HL Deb 21 July 1953 vol 183 cc739-41

6.53 p.m.

Order of the Day for the House to be put into Committee read.

Moved, That the House do now resolve itself into Committee.—(Lord Mancroft.)

On Question, Motion agreed to.

House in Committee accordingly.

[The EARL OF DROGHEDA in the Chair]

Clauses 1 and 2 agreed to.

Clause 3:

Definitions of "dwelling-house," "private garage" and" private storage premises"

3.—(l) Subject to the provisions of this section, in this Act—

the expression "dwelling-house" means a hereditament used wholly for the purposes of a private dwelling or private dwellings;

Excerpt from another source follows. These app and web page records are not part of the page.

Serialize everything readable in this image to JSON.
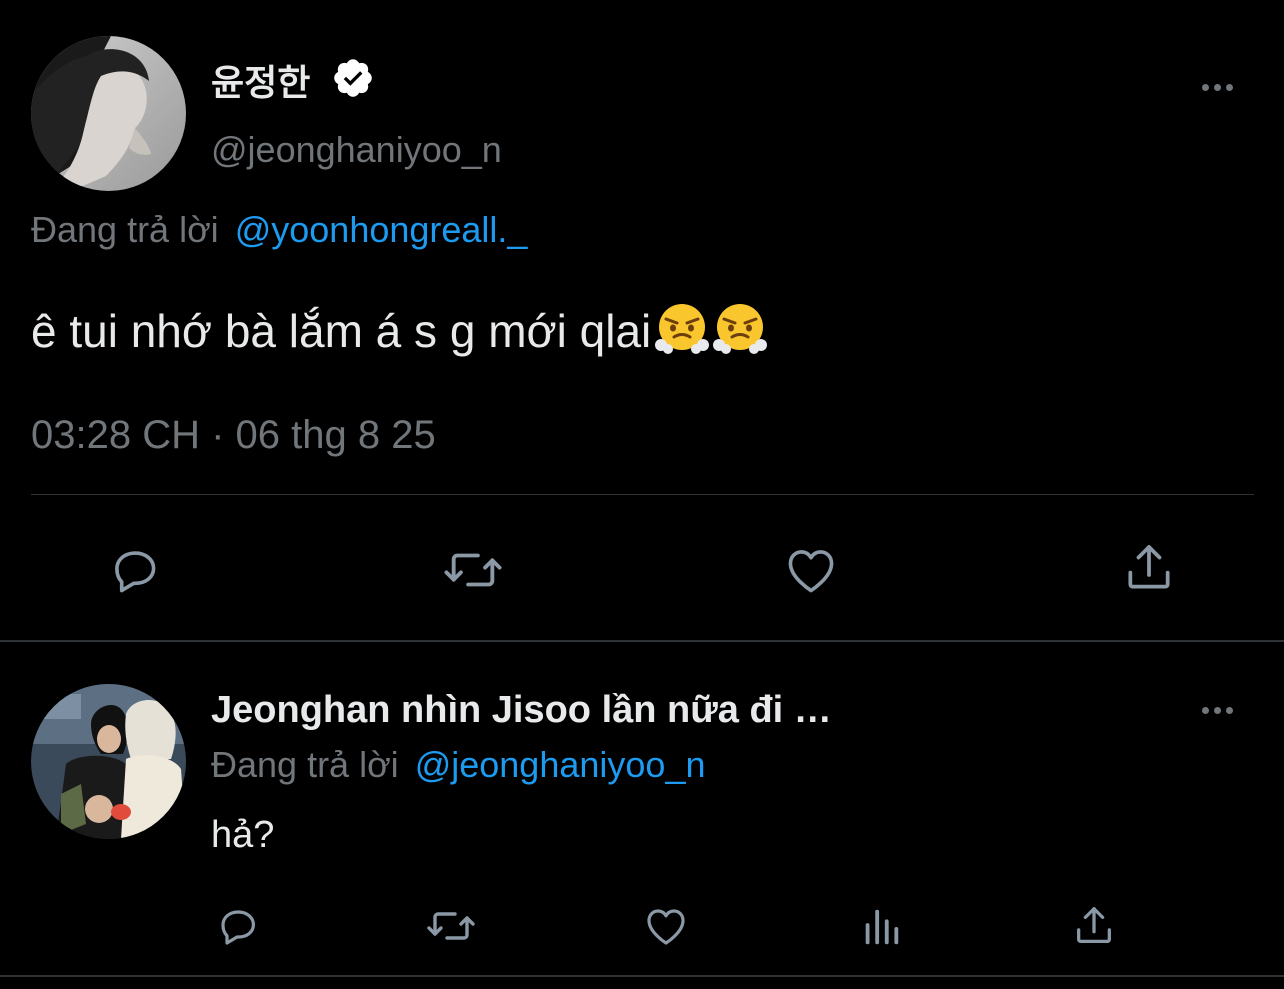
{
  "main_tweet": {
    "display_name": "윤정한",
    "handle": "@jeonghaniyoo_n",
    "reply_prefix": "Đang trả lời",
    "reply_to": "@yoonhongreall._",
    "text": "ê tui nhớ bà lắm á s g mới qlai",
    "emojis": [
      "face-with-steam-from-nose",
      "face-with-steam-from-nose"
    ],
    "timestamp": "03:28 CH · 06 thg 8 25",
    "verified": true,
    "actions": [
      "reply-icon",
      "retweet-icon",
      "like-icon",
      "share-icon"
    ]
  },
  "reply_tweet": {
    "display_name": "Jeonghan nhìn Jisoo lần nữa đi …",
    "reply_prefix": "Đang trả lời",
    "reply_to": "@jeonghaniyoo_n",
    "text": "hả?",
    "actions": [
      "reply-icon",
      "retweet-icon",
      "like-icon",
      "views-icon",
      "share-icon"
    ]
  },
  "colors": {
    "background": "#000000",
    "text": "#e7e9ea",
    "secondary": "#71767b",
    "accent": "#1d9bf0",
    "divider": "#2f3336"
  }
}
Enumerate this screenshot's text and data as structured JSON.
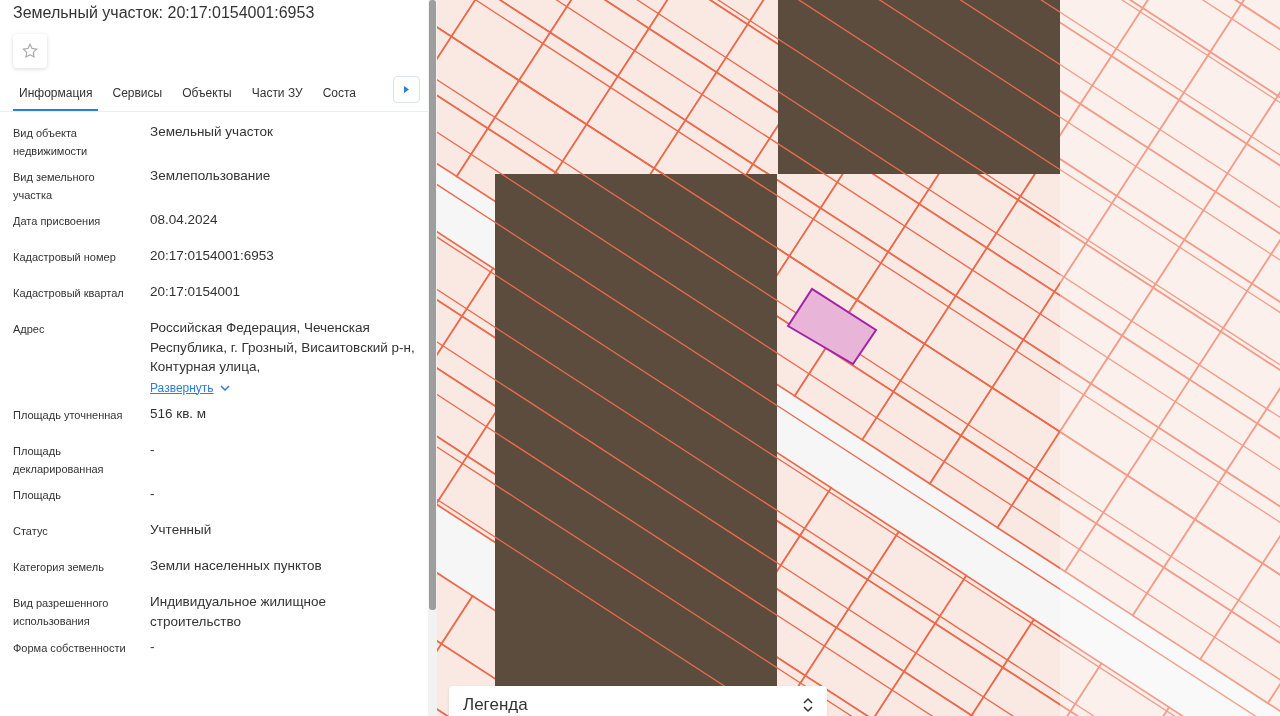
{
  "panel": {
    "title": "Земельный участок: 20:17:0154001:6953",
    "tabs": [
      {
        "label": "Информация",
        "selected": true
      },
      {
        "label": "Сервисы",
        "selected": false
      },
      {
        "label": "Объекты",
        "selected": false
      },
      {
        "label": "Части ЗУ",
        "selected": false
      },
      {
        "label": "Соста",
        "selected": false
      }
    ],
    "fields": [
      {
        "label": "Вид объекта недвижимости",
        "value": "Земельный участок"
      },
      {
        "label": "Вид земельного участка",
        "value": "Землепользование"
      },
      {
        "label": "Дата присвоения",
        "value": "08.04.2024"
      },
      {
        "label": "Кадастровый номер",
        "value": "20:17:0154001:6953"
      },
      {
        "label": "Кадастровый квартал",
        "value": "20:17:0154001"
      },
      {
        "label": "Адрес",
        "value": "Российская Федерация, Чеченская Республика, г. Грозный, Висаитовский р-н, Контурная улица,",
        "expand_link": "Развернуть"
      },
      {
        "label": "Площадь уточненная",
        "value": "516 кв. м"
      },
      {
        "label": "Площадь декларированная",
        "value": "-"
      },
      {
        "label": "Площадь",
        "value": "-"
      },
      {
        "label": "Статус",
        "value": "Учтенный"
      },
      {
        "label": "Категория земель",
        "value": "Земли населенных пунктов"
      },
      {
        "label": "Вид разрешенного использования",
        "value": "Индивидуальное жилищное строительство"
      },
      {
        "label": "Форма собственности",
        "value": "-"
      }
    ]
  },
  "map": {
    "legend": {
      "title": "Легенда"
    }
  }
}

the expression "private garage" means a hereditament having a floor space not exceeding two hundred and forty square feet and used as a lock-up garage, other than a hereditament which—

(a) forms part of the premises in which a business of providing services for motor vehicles is carried on, or

VISCOUNT LONG moved in the definition of "private garage," after the words "lock-up garage" to insert: other than a garage attached to a dwelling house or within the curtilage of a dwelling house and used wholly by the occupier thereof or by persons residing with him for the accommodation of motor cars belonging to them and

The noble Viscount said: I do not intend to keep your Lordships for more than just a few moments. There are two questions, and two only, that I should like to ask my noble friend Lord Mancroft. The first one refers to the owner of a garage that is more than 240 square feet. Is he to be charged or rated at the old rate or at the new rate? It is not quite clear. The second question I should like to ask the noble Lord, in moving this Amendment, is: Is a man who builds a new garage within his own purview, within his own curtilage, to be rated at the old rate or at a higher rate? In conclusion, I would ask the noble Lord whether, between now and Report stage, he will make quite certain that in the Bill those two questions, which at the present moment are causing some anxiety, are answered satisfactorily. I beg to move.

Amendment moved— Page 3, line 24, after ("garage") insert the said words.—(Viscount Long.)


I should like to support this Amendment. The position does not seem to be quite clear in the Bill. The noble Lord, Lord Mancroft, I think made the position quite clear in the House on Second Reading. His words are set out in the OFFICIAL REPORT, Volume 183 (No. 90), Column 606. Reading Clause 3, I think you can take it either way. What we are worried about is a garage which is part of a hereditament, a house, added on as an annex to the house. Then, I think, it would be within the curtilage to be rated as one. But if the garage were built, say, fifty yards away, though still within the curtilage, it might he rated quite separately if it was over 240 square feet. Some noble Lords and myself in reading the Bill think it can be construed either way. I thought it was the intention of Her Majesty's Government, as they said on Second Reading, that, if the garage was within the cartilage, it should be part of the hereditament. I should like that point cleared up. I cannot clear it up for myself by reading the Bill. Perhaps it can be cleared up at the next stage of the Bill by the insertion of suitable words.


I am grateful to my two noble friends, Lord Long and Lord Wolverton, for raising this matter, because, if it is causing them any uneasiness, and if they feel there is ambiguity, it is right that the matter should be cleared up. As I understand it, the point of the noble Viscount's Amendment is to exempt from the restrictions involved in the definition of "private garage" garages which are occupied together with a house. This, I think, is already achieved by the Bill as it stands, for the definition of "private garage" applies only to a hereditament—that is, a separately rateable property. Garages form separately rateable properties only if they are not within the curtilage of a house, or if they are let out so as not to be in the same occupation as the house. Garages occupied together with a house are not separately rateable and are assessed together with it, so that they are only part of the hereditament. Hence, such garages, whatever their size, would be assessed, together with the house, on 1939 values, assuming that the 1939 values are lower than the current values. That is the position, as I understand it, and as I hoped I had made it clear on Second Reading. Perhaps the noble Viscount, Lord Long, would like to consider that explanation once again, and if he is still not satisfied that I have resolved his ambiguity, I shall be only too pleased to try to help him furrier at a later stage in the Bill.


In view of the noble Lord's statement, I, of course, withdraw my Amendment. But I hope that, if it is possible, he will ensure, between now and Report stage, that what lie has said to-day is in the Bill in the language in which he has expressed it this afternoon. I thank him for his explanation. I beg leave to withdraw my Amendment.

Amendment, by leave, withdrawn.

Clause 3 agreed to.

Remaining clauses agreed to: Bill reported, without amendment.